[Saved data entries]
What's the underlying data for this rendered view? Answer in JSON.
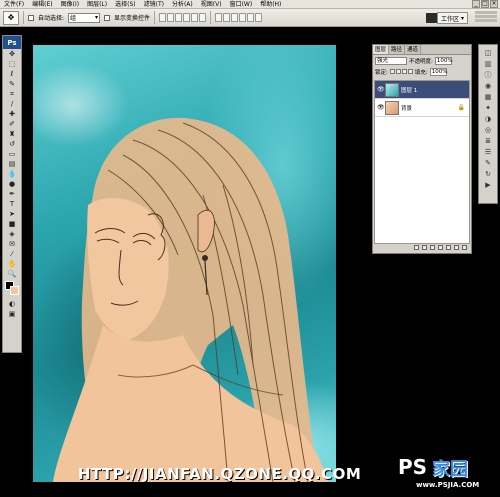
{
  "menubar": {
    "items": [
      "文件(F)",
      "编辑(E)",
      "图像(I)",
      "图层(L)",
      "选择(S)",
      "滤镜(T)",
      "分析(A)",
      "视图(V)",
      "窗口(W)",
      "帮助(H)"
    ],
    "window_controls": [
      "_",
      "□",
      "×"
    ]
  },
  "options_bar": {
    "auto_select_label": "自动选择:",
    "auto_select_value": "组",
    "show_transform_label": "显示变换控件",
    "workspace_label": "工作区"
  },
  "toolbox": {
    "logo": "Ps",
    "tools": [
      "move-tool",
      "marquee-tool",
      "lasso-tool",
      "quick-select-tool",
      "crop-tool",
      "slice-tool",
      "healing-tool",
      "brush-tool",
      "clone-stamp-tool",
      "history-brush-tool",
      "eraser-tool",
      "gradient-tool",
      "blur-tool",
      "dodge-tool",
      "pen-tool",
      "type-tool",
      "path-select-tool",
      "shape-tool",
      "3d-tool",
      "notes-tool",
      "eyedropper-tool",
      "hand-tool",
      "zoom-tool"
    ],
    "fg_color": "#000000",
    "bg_color": "#f2c69e"
  },
  "layers_panel": {
    "tabs": [
      "图层",
      "路径",
      "通道"
    ],
    "blend_mode": "强光",
    "opacity_label": "不透明度:",
    "opacity_value": "100%",
    "lock_label": "锁定:",
    "fill_label": "填充:",
    "fill_value": "100%",
    "layers": [
      {
        "name": "图层 1",
        "selected": true
      },
      {
        "name": "背景",
        "selected": false
      }
    ]
  },
  "dock": {
    "icons": [
      "navigator-icon",
      "histogram-icon",
      "info-icon",
      "color-icon",
      "swatches-icon",
      "styles-icon",
      "adjustments-icon",
      "masks-icon",
      "layers-icon",
      "channels-icon",
      "paths-icon",
      "history-icon",
      "actions-icon"
    ]
  },
  "watermark": {
    "url": "HTTP://JIANFAN.QZONE.QQ.COM",
    "badge_ps": "PS",
    "badge_han": "家园",
    "badge_site": "www.PSJIA.COM"
  },
  "colors": {
    "canvas_teal": "#2aa4ad",
    "skin": "#f2c69e",
    "selected_layer": "#3b4e7a"
  }
}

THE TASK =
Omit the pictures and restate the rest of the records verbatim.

OUTPUT FOR THIS TASK =
What's the underlying data for this rendered view? Answer in JSON.
{
  "menubar": {
    "items": [
      "文件(F)",
      "编辑(E)",
      "图像(I)",
      "图层(L)",
      "选择(S)",
      "滤镜(T)",
      "分析(A)",
      "视图(V)",
      "窗口(W)",
      "帮助(H)"
    ],
    "window_controls": [
      "_",
      "□",
      "×"
    ]
  },
  "options_bar": {
    "auto_select_label": "自动选择:",
    "auto_select_value": "组",
    "show_transform_label": "显示变换控件",
    "workspace_label": "工作区"
  },
  "toolbox": {
    "logo": "Ps",
    "tools": [
      "move-tool",
      "marquee-tool",
      "lasso-tool",
      "quick-select-tool",
      "crop-tool",
      "slice-tool",
      "healing-tool",
      "brush-tool",
      "clone-stamp-tool",
      "history-brush-tool",
      "eraser-tool",
      "gradient-tool",
      "blur-tool",
      "dodge-tool",
      "pen-tool",
      "type-tool",
      "path-select-tool",
      "shape-tool",
      "3d-tool",
      "notes-tool",
      "eyedropper-tool",
      "hand-tool",
      "zoom-tool"
    ],
    "fg_color": "#000000",
    "bg_color": "#f2c69e"
  },
  "layers_panel": {
    "tabs": [
      "图层",
      "路径",
      "通道"
    ],
    "blend_mode": "强光",
    "opacity_label": "不透明度:",
    "opacity_value": "100%",
    "lock_label": "锁定:",
    "fill_label": "填充:",
    "fill_value": "100%",
    "layers": [
      {
        "name": "图层 1",
        "selected": true
      },
      {
        "name": "背景",
        "selected": false
      }
    ]
  },
  "dock": {
    "icons": [
      "navigator-icon",
      "histogram-icon",
      "info-icon",
      "color-icon",
      "swatches-icon",
      "styles-icon",
      "adjustments-icon",
      "masks-icon",
      "layers-icon",
      "channels-icon",
      "paths-icon",
      "history-icon",
      "actions-icon"
    ]
  },
  "watermark": {
    "url": "HTTP://JIANFAN.QZONE.QQ.COM",
    "badge_ps": "PS",
    "badge_han": "家园",
    "badge_site": "www.PSJIA.COM"
  },
  "colors": {
    "canvas_teal": "#2aa4ad",
    "skin": "#f2c69e",
    "selected_layer": "#3b4e7a"
  }
}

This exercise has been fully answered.